North

Dogs killed Ross River man found dead last fall, coroner tells community

Yukon's chief coroner has confirmed that a Ross River, Yukon, man who died last October was killed by 'feral or semi-domesticated' dogs in the community.

Warning: This story contains disturbing details

Yukon's chief coroner Kirsten MacDonald met with about 100 residents of Ross River Monday night to talk about the death of Shane Glada, who was killed by dogs in the community last fall. (Nancy Thomson/CBC)

Yukon's chief coroner has confirmed that a Ross River man who died last October was killed by dogs in the community.

Shane Glada's body was found on Oct. 17, after he had been missing for several days. His partially-consumed remains were discovered in a gully, just metres away from houses in the remote Kaska community of 350 people.

Coroner Kirsten Macdonald met with residents Monday night to tell them of the cause of death, and talk about ways to avoid a similar tragedy.

She told the 110 people who sat in a circle in the school gym that an expert from UBC examined Glada's body, and determined the multiple injuries he sustained were from dogs, and that Glada had been alive when they attacked.

"The dogs were feral or semi-domesticated," Macdonald said.

Yukon chief coroner Kirsten Macdonald told Ross River residents an expert from UBC had determined Shane Glada had been attacked by dogs. (Nancy Thomson/CBC)

"Dogs that don't understand their place. I don't want to have the same discussion with another family."

Many at the meeting were angry, frustrated and fearful that aggressive dogs remain a public safety issue in Ross River.

"It's been seven months since Shane died," said Gord Peter, Glada's uncle. 

"Nothing is happening. We don't know what we're waiting for."

He offered an unsparing solution for people who don't take public safety seriously and continue to let their neglected dogs run loose.

"I will show those people the pictures of Shane's mauled body," he said.

"Maybe then they will do something about their dogs. Maybe then they will understand."

Three RCMP officers from the Ross River and Faro detachments were at the meeting, offering few comments. They were unable to confirm whether the dogs that killed Glada had been destroyed, leading many to worry that the dogs have become habituated to eating human flesh.

Yukon's chief veterinarian Mary Vanderkop was also at the meeting and said the Department of the Environment could help by offering live traps to the community.

Fran Etzel, the school principal, said she and her grandson were attacked by a vicious dog in mid-November, just weeks after Glada's body was found. (Nancy Thomson/CBC)

Many people talked about the need for personal responsibility that comes with dog ownership, with some advocating for tying dogs up, while others said leaving a dog chained without exercise leads to anti-social behaviour.

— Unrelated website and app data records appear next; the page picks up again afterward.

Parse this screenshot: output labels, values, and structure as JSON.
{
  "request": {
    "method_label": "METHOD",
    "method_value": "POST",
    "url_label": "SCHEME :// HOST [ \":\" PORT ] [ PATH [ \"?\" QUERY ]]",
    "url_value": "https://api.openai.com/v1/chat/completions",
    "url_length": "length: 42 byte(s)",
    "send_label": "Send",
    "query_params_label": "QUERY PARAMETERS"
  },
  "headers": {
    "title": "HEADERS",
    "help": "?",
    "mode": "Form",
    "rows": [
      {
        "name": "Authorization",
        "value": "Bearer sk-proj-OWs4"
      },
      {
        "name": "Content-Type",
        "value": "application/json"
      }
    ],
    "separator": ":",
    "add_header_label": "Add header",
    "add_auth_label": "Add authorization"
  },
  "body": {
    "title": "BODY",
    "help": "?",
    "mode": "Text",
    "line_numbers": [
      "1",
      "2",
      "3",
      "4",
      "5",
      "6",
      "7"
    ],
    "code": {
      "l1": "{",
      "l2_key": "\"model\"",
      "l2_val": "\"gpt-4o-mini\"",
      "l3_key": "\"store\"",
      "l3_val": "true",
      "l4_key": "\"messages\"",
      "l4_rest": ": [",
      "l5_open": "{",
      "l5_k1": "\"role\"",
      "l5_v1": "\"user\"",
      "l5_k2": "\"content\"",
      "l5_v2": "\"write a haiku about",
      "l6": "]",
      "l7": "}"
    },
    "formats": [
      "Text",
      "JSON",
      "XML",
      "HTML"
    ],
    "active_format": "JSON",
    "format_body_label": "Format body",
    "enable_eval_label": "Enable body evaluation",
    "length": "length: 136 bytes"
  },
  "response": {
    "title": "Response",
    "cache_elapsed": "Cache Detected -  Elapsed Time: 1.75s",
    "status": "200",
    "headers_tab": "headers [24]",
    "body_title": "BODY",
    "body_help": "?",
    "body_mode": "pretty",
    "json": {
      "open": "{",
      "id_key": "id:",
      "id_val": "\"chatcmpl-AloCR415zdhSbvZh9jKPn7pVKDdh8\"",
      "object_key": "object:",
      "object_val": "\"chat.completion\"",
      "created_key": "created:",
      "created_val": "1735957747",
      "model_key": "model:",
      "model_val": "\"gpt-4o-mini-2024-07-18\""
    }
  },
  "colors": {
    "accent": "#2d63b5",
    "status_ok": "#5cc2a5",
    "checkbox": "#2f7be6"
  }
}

Many at the meeting called for shooting stray dogs. 

Tammy Bellefeuille said she is afraid to leave her front deck at times, because her neighbours' dogs are in her yard and are aggressive. She said she's fearful to walk down her street, and warned she'll take "matters into my own hands, and deal with the consequences later."

Others said the dogs are literally starving.

Fran Etzel, the school principal, said she and her grandson were attacked by a vicious dog in mid-November, just weeks after Glada's body was found. Etzel fought the dog off with bear spray, then called the RCMP once they were safely inside.

She said the officer who arrived was forced to pull his sidearm and shoot the dog in the street because it attacked him also and he was unable to restrain it.

Etzel said she recently saw a dog pulling the body of another dead dog down the street.

"I thought it had gotten into garbage," she said.

"Then I saw it was a dead dog. We watched and saw the dog drag the carcass into its yard, then it went into its doghouse and started eating it.

"I worry about people's safety all the time. I can't sleep because I worry someone outside might need help."

Etzel said on some weekends she drives the five hours into Whitehorse, just so she can be away from the situation and get a restful sleep.

Working group

Ross River Dena Council Chief Jack Caesar has offered to lead a working group, which will include Macdonald. It will meet within two weeks to form eight to 10 recommendations on how to resolve the issue.

Some ideas include limiting the number of dogs per household to two, initiating a dog registration process, hiring a dogcatcher to apprehend feral dogs, and fining owners.

Ross River does not have a municipal level of government. As an unincorporated community, it falls under the jurisdiction of the Yukon Department of Community Services. There was no department representative at Monday's meeting. 

A spokesperson for Community Services told CBC in an email that animal protection services fall under the Department of Environment.

Many people remarked on the absence of the community's MLA, Stacey Hassard.

It's not known when the last dog fatality occurred in the Yukon.

About the Author

Raised in Ross River, Yukon, Nancy Thomson is a graduate of Ryerson University's journalism program. Her first job with CBC Yukon was in 1980, when she spun vinyl on Saturday afternoons. She rejoined CBC Yukon in 1993, and focuses on First Nations issues and politics. You can reach her at nancy.thomson@cbc.ca.